◆ Instructions for the task: All that is needed is the number of lines in the records that contain the word "знаний", stated without anything else.

Entries from a dataset of interfaces:
· · · · ·

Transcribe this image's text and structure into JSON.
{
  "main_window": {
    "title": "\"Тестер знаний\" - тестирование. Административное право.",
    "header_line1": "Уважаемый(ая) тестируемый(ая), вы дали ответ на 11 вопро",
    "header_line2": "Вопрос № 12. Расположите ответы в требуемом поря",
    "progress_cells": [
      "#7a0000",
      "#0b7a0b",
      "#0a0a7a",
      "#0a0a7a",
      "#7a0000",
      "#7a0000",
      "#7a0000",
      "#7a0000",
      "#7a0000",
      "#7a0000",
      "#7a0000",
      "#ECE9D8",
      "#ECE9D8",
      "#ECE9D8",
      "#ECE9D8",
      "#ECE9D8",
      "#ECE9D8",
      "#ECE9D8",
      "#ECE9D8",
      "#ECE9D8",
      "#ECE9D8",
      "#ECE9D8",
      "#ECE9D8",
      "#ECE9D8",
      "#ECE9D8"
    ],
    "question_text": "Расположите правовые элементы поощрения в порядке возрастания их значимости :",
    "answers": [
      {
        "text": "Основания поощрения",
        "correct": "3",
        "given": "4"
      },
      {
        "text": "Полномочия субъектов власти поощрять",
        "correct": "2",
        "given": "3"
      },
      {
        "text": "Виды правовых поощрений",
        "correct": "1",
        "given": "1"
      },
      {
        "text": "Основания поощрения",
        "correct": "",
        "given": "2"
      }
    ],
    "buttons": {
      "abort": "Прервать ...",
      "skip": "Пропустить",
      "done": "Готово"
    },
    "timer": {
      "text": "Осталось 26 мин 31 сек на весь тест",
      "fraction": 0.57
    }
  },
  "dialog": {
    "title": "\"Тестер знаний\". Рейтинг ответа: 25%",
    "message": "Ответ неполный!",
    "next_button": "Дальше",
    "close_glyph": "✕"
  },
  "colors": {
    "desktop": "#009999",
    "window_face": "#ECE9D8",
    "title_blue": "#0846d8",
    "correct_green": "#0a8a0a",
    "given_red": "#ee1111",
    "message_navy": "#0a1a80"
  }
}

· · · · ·

◆ Reply: 2